Tuesday, May 5, 2015

How Much Is a Scam Like a Cult: 2015 Edition

Previously MLMSkeptic have discussed the similarities between a cult of believers (about a common theme) and a large scale scam such as a pyramid or a Ponzi scheme (and in certain cases, multi-level marketing).

The Outcast (1954 film)
The Outcast (1954 film) (Photo credit: Wikipedia)
A new article on ScienceBasedMedicine.org brought an alternative viewpoint... on how believers of a scam act much like believers of  various alternative medicine modalities. And it is a report on an WIRED article called "An Alternative-medicine Believer's Journey Back to Science", where a doctor (MD and PhD) and wife and two autistic boys fell for the "autism biomed" industry where members tell each other about treatments that nobody had proven to work, but "try it any way", many even promoted by other doctors. After years of such, and a lapse while in Disneyland, they found that none of what they did actually had ANY effect, and the boys actually IMPROVED when they were removed from the supplement regimen, or at least did no worse. After further tests over months and years, he publicly renounced his involvement in the autism biomed movement and denounced unproven treatments and such. As a result, he'd been branded an apostate and had received death threats.

An apostate is someone who had examined the beliefs in detail, even followed those beliefs for a time, then had an epiphany and chose to REJECT the belief instead. As a result, he's now considered an outcast.

There are many apostates among network marketing. Indeed, due to the amount of churn rate, it can be argued that there are many more apostates than believes in Network marketing. According to Robert L. FitzPatrick of PyramidSchemeAlert.org, of the 10 million people that had estimated to have joined Amway since its founding, 9.3 million had been "churned" through and quit. Thus, the alleged apostates should vastly outnumber the believers. (9.3 million vs. 700K)

However, the similarity between network marketing a cult (or religion) is how they treat the apostates: very badly.

The Worst Kind of Scammer: False Claim of Government License by Options Rider

Ever heard of "Options Rider"? No? Me Neither, that is, until they started announcing absolutely bull****. But let's start from the beginning.

Back on April 16th, a review of Options Rider appeared on BehindMLM. The company purports to be offering option trading out of New Zealand, but the address is that of a Regus virtual office.

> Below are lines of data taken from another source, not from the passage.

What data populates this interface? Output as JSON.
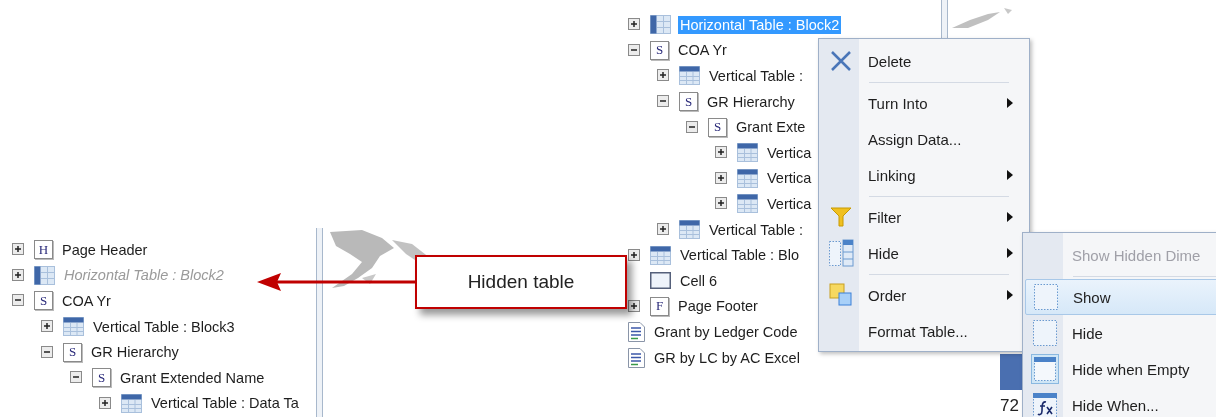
{
  "left_tree": [
    {
      "expanded": false,
      "kind": "letter",
      "glyph": "H",
      "label": "Page Header",
      "hidden": false
    },
    {
      "expanded": false,
      "kind": "htable",
      "label": "Horizontal Table : Block2",
      "hidden": true
    },
    {
      "expanded": true,
      "kind": "letter",
      "glyph": "S",
      "label": "COA Yr",
      "hidden": false,
      "children": [
        {
          "expanded": false,
          "kind": "vtable",
          "label": "Vertical Table : Block3",
          "hidden": false
        },
        {
          "expanded": true,
          "kind": "letter",
          "glyph": "S",
          "label": "GR Hierarchy",
          "hidden": false,
          "children": [
            {
              "expanded": true,
              "kind": "letter",
              "glyph": "S",
              "label": "Grant Extended Name",
              "hidden": false,
              "children": [
                {
                  "expanded": false,
                  "kind": "vtable",
                  "label": "Vertical Table : Data Ta",
                  "hidden": false
                }
              ]
            }
          ]
        }
      ]
    }
  ],
  "callout": {
    "text": "Hidden table"
  },
  "right_tree": [
    {
      "expanded": false,
      "kind": "htable",
      "label": "Horizontal Table : Block2",
      "selected": true
    },
    {
      "expanded": true,
      "kind": "letter",
      "glyph": "S",
      "label": "COA Yr",
      "selected": false,
      "children": [
        {
          "expanded": false,
          "kind": "vtable",
          "label": "Vertical Table :",
          "selected": false
        },
        {
          "expanded": true,
          "kind": "letter",
          "glyph": "S",
          "label": "GR Hierarchy",
          "selected": false,
          "children": [
            {
              "expanded": true,
              "kind": "letter",
              "glyph": "S",
              "label": "Grant Exte",
              "selected": false,
              "children": [
                {
                  "expanded": false,
                  "kind": "vtable",
                  "label": "Vertica",
                  "selected": false
                },
                {
                  "expanded": false,
                  "kind": "vtable",
                  "label": "Vertica",
                  "selected": false
                },
                {
                  "expanded": false,
                  "kind": "vtable",
                  "label": "Vertica",
                  "selected": false
                }
              ]
            }
          ]
        },
        {
          "expanded": false,
          "kind": "vtable",
          "label": "Vertical Table :",
          "selected": false
        }
      ]
    },
    {
      "expanded": false,
      "kind": "vtable",
      "label": "Vertical Table : Blo",
      "selected": false
    },
    {
      "kind": "cell",
      "label": "Cell 6",
      "selected": false
    },
    {
      "expanded": false,
      "kind": "letter",
      "glyph": "F",
      "label": "Page Footer",
      "selected": false
    },
    {
      "kind": "report",
      "label": "Grant by Ledger Code",
      "selected": false
    },
    {
      "kind": "report",
      "label": "GR by LC by AC Excel",
      "selected": false
    }
  ],
  "context_menu": [
    {
      "kind": "delete",
      "label": "Delete",
      "submenu": false
    },
    {
      "kind": "separator"
    },
    {
      "kind": "plain",
      "label": "Turn Into",
      "submenu": true
    },
    {
      "kind": "plain",
      "label": "Assign Data...",
      "submenu": false
    },
    {
      "kind": "plain",
      "label": "Linking",
      "submenu": true
    },
    {
      "kind": "separator"
    },
    {
      "kind": "filter",
      "label": "Filter",
      "submenu": true
    },
    {
      "kind": "hide",
      "label": "Hide",
      "submenu": true
    },
    {
      "kind": "separator"
    },
    {
      "kind": "order",
      "label": "Order",
      "submenu": true
    },
    {
      "kind": "plain",
      "label": "Format Table...",
      "submenu": false
    }
  ],
  "submenu": [
    {
      "kind": "plain",
      "label": "Show Hidden Dime",
      "disabled": true,
      "selected": false
    },
    {
      "kind": "separator"
    },
    {
      "kind": "dotted",
      "label": "Show",
      "disabled": false,
      "selected": true
    },
    {
      "kind": "dotted",
      "label": "Hide",
      "disabled": false,
      "selected": false
    },
    {
      "kind": "empty-table",
      "label": "Hide when Empty",
      "disabled": false,
      "selected": false
    },
    {
      "kind": "formula",
      "label": "Hide When...",
      "disabled": false,
      "selected": false
    }
  ],
  "background": {
    "cell_text": "72"
  }
}
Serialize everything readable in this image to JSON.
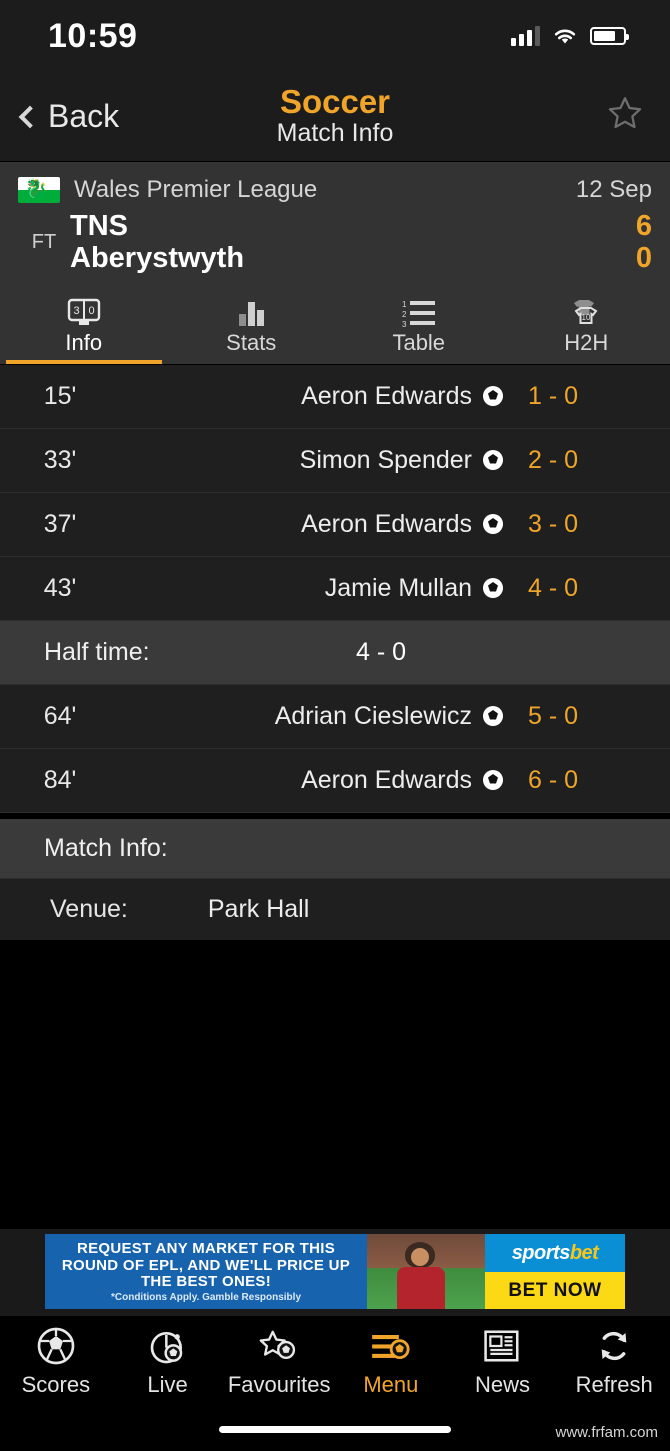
{
  "status_bar": {
    "time": "10:59",
    "signal_icon": "signal-bars-icon",
    "wifi_icon": "wifi-icon",
    "battery_icon": "battery-icon"
  },
  "nav": {
    "back_label": "Back",
    "title": "Soccer",
    "subtitle": "Match Info",
    "favourite_icon": "star-outline-icon",
    "back_icon": "chevron-left-icon"
  },
  "match": {
    "league": "Wales Premier League",
    "league_flag": "wales-flag-icon",
    "date": "12 Sep",
    "status": "FT",
    "home_team": "TNS",
    "away_team": "Aberystwyth",
    "home_score": "6",
    "away_score": "0"
  },
  "tabs": [
    {
      "label": "Info",
      "icon": "scoreboard-icon",
      "active": true
    },
    {
      "label": "Stats",
      "icon": "bar-chart-icon",
      "active": false
    },
    {
      "label": "Table",
      "icon": "numbered-list-icon",
      "active": false
    },
    {
      "label": "H2H",
      "icon": "jerseys-icon",
      "active": false
    }
  ],
  "events": [
    {
      "minute": "15'",
      "player": "Aeron Edwards",
      "icon": "soccer-ball-icon",
      "score": "1 - 0"
    },
    {
      "minute": "33'",
      "player": "Simon Spender",
      "icon": "soccer-ball-icon",
      "score": "2 - 0"
    },
    {
      "minute": "37'",
      "player": "Aeron Edwards",
      "icon": "soccer-ball-icon",
      "score": "3 - 0"
    },
    {
      "minute": "43'",
      "player": "Jamie Mullan",
      "icon": "soccer-ball-icon",
      "score": "4 - 0"
    }
  ],
  "half_time": {
    "label": "Half time:",
    "score": "4 - 0"
  },
  "events_second_half": [
    {
      "minute": "64'",
      "player": "Adrian Cieslewicz",
      "icon": "soccer-ball-icon",
      "score": "5 - 0"
    },
    {
      "minute": "84'",
      "player": "Aeron Edwards",
      "icon": "soccer-ball-icon",
      "score": "6 - 0"
    }
  ],
  "match_info": {
    "heading": "Match Info:",
    "rows": [
      {
        "key": "Venue:",
        "value": "Park Hall"
      }
    ]
  },
  "ad": {
    "line1": "REQUEST ANY MARKET FOR THIS",
    "line2": "ROUND OF EPL, AND WE'LL PRICE UP",
    "line3": "THE BEST ONES!",
    "disclaimer": "*Conditions Apply. Gamble Responsibly",
    "brand_part1": "sports",
    "brand_part2": "bet",
    "cta": "BET NOW"
  },
  "bottom_nav": [
    {
      "label": "Scores",
      "icon": "soccer-ball-icon",
      "active": false
    },
    {
      "label": "Live",
      "icon": "stopwatch-ball-icon",
      "active": false
    },
    {
      "label": "Favourites",
      "icon": "star-ball-icon",
      "active": false
    },
    {
      "label": "Menu",
      "icon": "menu-ball-icon",
      "active": true
    },
    {
      "label": "News",
      "icon": "newspaper-icon",
      "active": false
    },
    {
      "label": "Refresh",
      "icon": "refresh-icon",
      "active": false
    }
  ],
  "watermark": "www.frfam.com",
  "colors": {
    "accent": "#f0a52a",
    "header_bg": "#333333",
    "row_bg": "#1f1f1f",
    "highlight_row_bg": "#3a3a3a"
  }
}
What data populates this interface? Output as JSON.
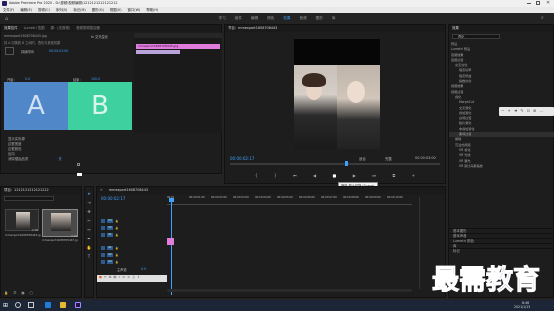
{
  "titlebar": {
    "title": "Adobe Premiere Pro 2020 - D:\\视频\\视频编辑\\1212121212121212"
  },
  "menubar": {
    "items": [
      "文件(F)",
      "编辑(E)",
      "剪辑(C)",
      "序列(S)",
      "标记(M)",
      "图形(G)",
      "视图(V)",
      "窗口(W)",
      "帮助(H)"
    ]
  },
  "workspaces": {
    "items": [
      "学习",
      "组件",
      "编辑",
      "颜色",
      "效果",
      "音频",
      "图形",
      "库"
    ],
    "active": "效果"
  },
  "effect_controls": {
    "tabs": [
      "效果控件",
      "Lumetri 范围",
      "源：(无剪辑)",
      "音频剪辑混合器"
    ],
    "clip_label": "mmexport1608708443.jpg",
    "fx_label": "fx 交叉溢化",
    "desc": "将 A 切换到 B 之间时，叠化与其他效果",
    "duration_label": "持续时间",
    "duration": "00:00:01:00",
    "start_label": "开始：",
    "start_val": "0.0",
    "end_label": "结束：",
    "end_val": "100.0",
    "A": "A",
    "B": "B",
    "rows": [
      "显示实际源",
      "边框宽度",
      "边框颜色",
      "反向",
      "消除锯齿品质"
    ],
    "quality": "关"
  },
  "mini_timeline": {
    "clip": "mmexport1608708443.jpg"
  },
  "program": {
    "tab": "节目：mmexport1608708443",
    "timecode": "00:00:02:17",
    "fit": "适合",
    "full": "完整",
    "end_tc": "00:00:03:00"
  },
  "tooltip": "播放-停止切换 (Space)",
  "project": {
    "title": "项目：1212121212121212",
    "search_placeholder": "",
    "items": [
      "mmexport1608708443.jpg",
      "mmexport1608705447.jpg"
    ],
    "durations": [
      "2:00",
      "3:00"
    ]
  },
  "timeline": {
    "tab": "mmexport1608708443",
    "timecode": "00:00:02:17",
    "ruler": [
      "00:00",
      "00:00:01:00",
      "00:00:02:00",
      "00:00:03:00",
      "00:00:04:00",
      "00:00:05:00",
      "00:00:06:00",
      "00:00:07:00",
      "00:00:08:00",
      "00:00:09:00",
      "00:00:10:00"
    ],
    "tracks": [
      "V3",
      "V2",
      "V1",
      "A1",
      "A2",
      "A3"
    ],
    "master": "主声道",
    "master_val": "0.0"
  },
  "effects": {
    "title": "效果",
    "search": "叠化",
    "tree": [
      {
        "label": "预设",
        "hl": false
      },
      {
        "label": "Lumetri 预设",
        "hl": false
      },
      {
        "label": "音频效果",
        "hl": false
      },
      {
        "label": "音频过渡",
        "hl": false
      },
      {
        "label": "交叉淡化",
        "hl": false
      },
      {
        "label": "恒定功率",
        "hl": false
      },
      {
        "label": "恒定增益",
        "hl": false
      },
      {
        "label": "指数淡化",
        "hl": false
      },
      {
        "label": "视频效果",
        "hl": false
      },
      {
        "label": "视频过渡",
        "hl": false
      },
      {
        "label": "叠化",
        "hl": false
      },
      {
        "label": "MorphCut",
        "hl": false
      },
      {
        "label": "交叉溶化",
        "hl": false
      },
      {
        "label": "叠加溶化",
        "hl": false
      },
      {
        "label": "白场过渡",
        "hl": false
      },
      {
        "label": "胶片溶化",
        "hl": false
      },
      {
        "label": "非叠加溶化",
        "hl": false
      },
      {
        "label": "黑场过渡",
        "hl": true
      },
      {
        "label": "擦除",
        "hl": false
      },
      {
        "label": "沉浸式视频",
        "hl": false
      },
      {
        "label": "VR 叠化",
        "hl": false
      },
      {
        "label": "VR 光线",
        "hl": false
      },
      {
        "label": "VR 漏光",
        "hl": false
      },
      {
        "label": "VR 默比乌斯缩放",
        "hl": false
      }
    ],
    "bottom": [
      "基本图形",
      "基本声音",
      "Lumetri 颜色",
      "库",
      "标记"
    ]
  },
  "watermark": "最需教育",
  "taskbar": {
    "time": "8:46",
    "date": "2021/1/15"
  },
  "colors": {
    "accent": "#3ea0ff",
    "clip_pink": "#e07cdc",
    "A_block": "#4f87c8",
    "B_block": "#3fd0a0",
    "watermark": "#2c3a8c"
  }
}
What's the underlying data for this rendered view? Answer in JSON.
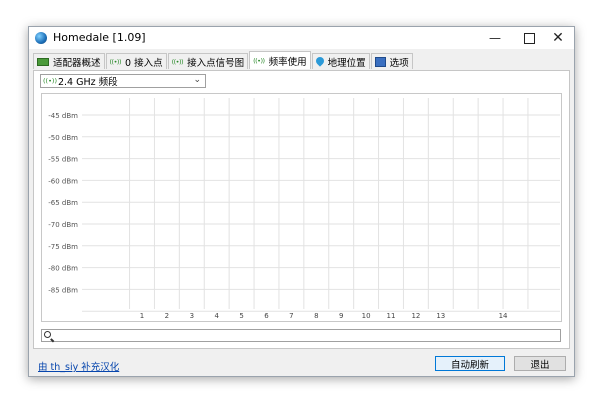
{
  "window": {
    "title": "Homedale [1.09]"
  },
  "tabs": [
    {
      "label": "适配器概述",
      "icon": "adapter-icon"
    },
    {
      "label": "0 接入点",
      "icon": "signal-icon"
    },
    {
      "label": "接入点信号图",
      "icon": "signal-icon"
    },
    {
      "label": "频率使用",
      "icon": "signal-icon",
      "active": true
    },
    {
      "label": "地理位置",
      "icon": "location-pin-icon"
    },
    {
      "label": "选项",
      "icon": "options-icon"
    }
  ],
  "band_select": {
    "value": "2.4 GHz 频段",
    "icon_text": "((•))"
  },
  "chart_data": {
    "type": "line",
    "title": "",
    "xlabel": "",
    "ylabel": "",
    "y_ticks": [
      "-45 dBm",
      "-50 dBm",
      "-55 dBm",
      "-60 dBm",
      "-65 dBm",
      "-70 dBm",
      "-75 dBm",
      "-80 dBm",
      "-85 dBm"
    ],
    "y_values": [
      -45,
      -50,
      -55,
      -60,
      -65,
      -70,
      -75,
      -80,
      -85
    ],
    "x_ticks": [
      "1",
      "2",
      "3",
      "4",
      "5",
      "6",
      "7",
      "8",
      "9",
      "10",
      "11",
      "12",
      "13",
      "14"
    ],
    "grid": true,
    "series": []
  },
  "search": {
    "value": ""
  },
  "footer": {
    "credit_link": "由 th_siy 补充汉化",
    "refresh_label": "自动刷新",
    "exit_label": "退出"
  }
}
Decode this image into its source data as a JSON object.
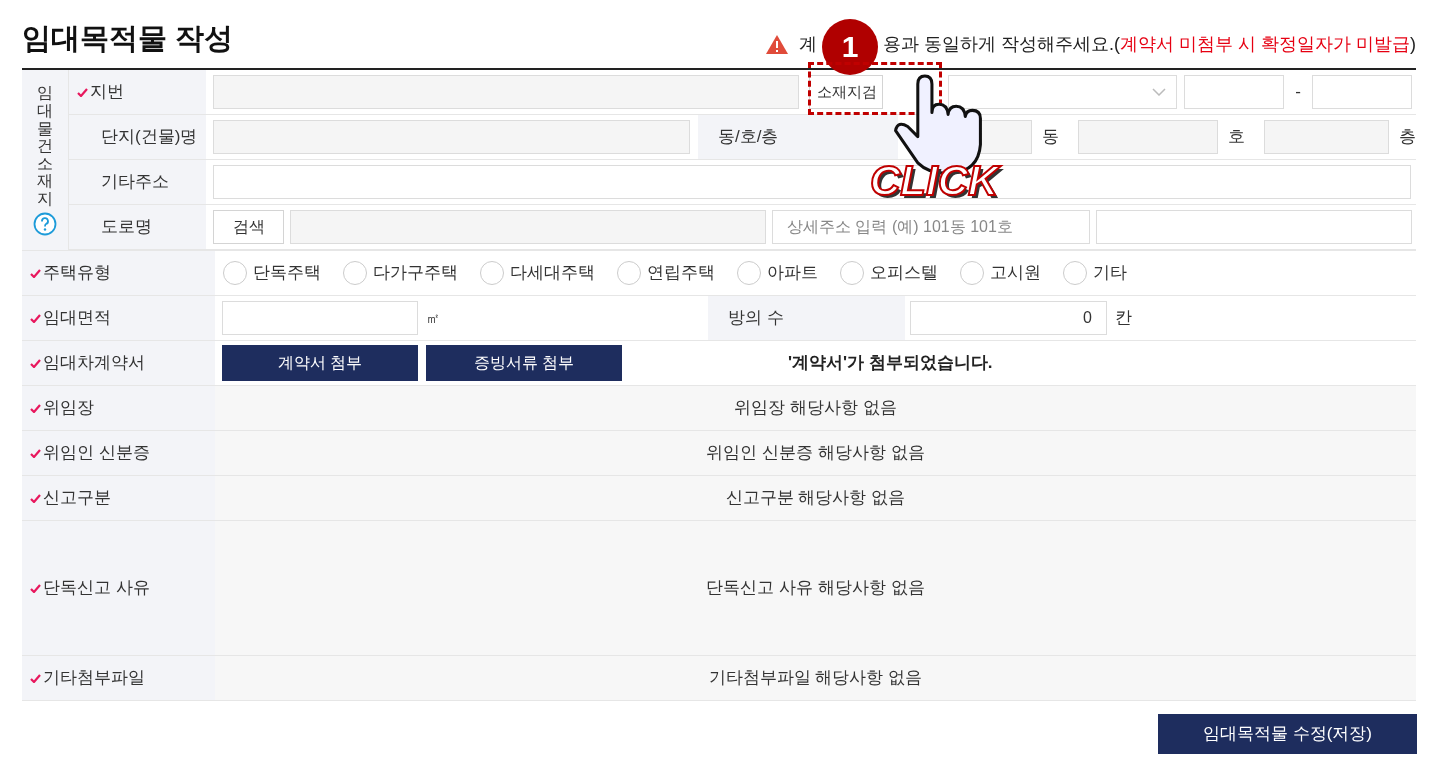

And no owners were identified on their website. Shady enough? Searching the interwebs revealed two names: Bob Roberts and Thomas Carter.

Bob Roberts appears to be associated with another virtual entity called BancdeOptions, supposedly HQ'ed in Hong Kong, but it's another virtual office.

Here's the really hilarious part though... At the time of BehindMLM's review (early April 2015) Options Rider showed a license number:  FSP license number 207/13

Sometime after that review, they changed it to FSP license number FSP109805.

But I was able to locate a version of the Options Rider contract, on "WV Trading" that PREDATES the both of them that says: "CIF License number 207/13"

The Company is authorized and regulated by the New Zealand Securities and Exchange Commission to offer certain Investment and Ancillary Services and Activities under the Provision of Investment Services, the Exercise of Investment Activities, the Operation of Regulated Markets and Other Related Matters Law of 2007, Law 144(I)/2007, as subsequently amended or replaced from time to time (“the Law”), with CIF license number 207/13.
The problem is New Zealand does NOT have a Securities and Exchange Commission. New Zealand investments is regulated by Financial Markets Authority. And the cited laws do NOT exist in New Zealand. And obviously, "CIF" number is meaningless in New Zealand. In NZ financial entities are licensed as FSP (Financial Service Providers), but its relevance will become clearer. There is no "Options - anything" licensed as FSP in New Zealand. Search the database yourself.

In fact, you should notice that by typing in a few test cases that NONE of the FSP number goes above 5 digits. Thus, the 6-digit number given by Options Rider is BOGUS.

By now it should be clear that this company is a scam, citing license by a nonexistent government agency for legitimacy. But wait, there's even more hilarity in the lies of Options Rider!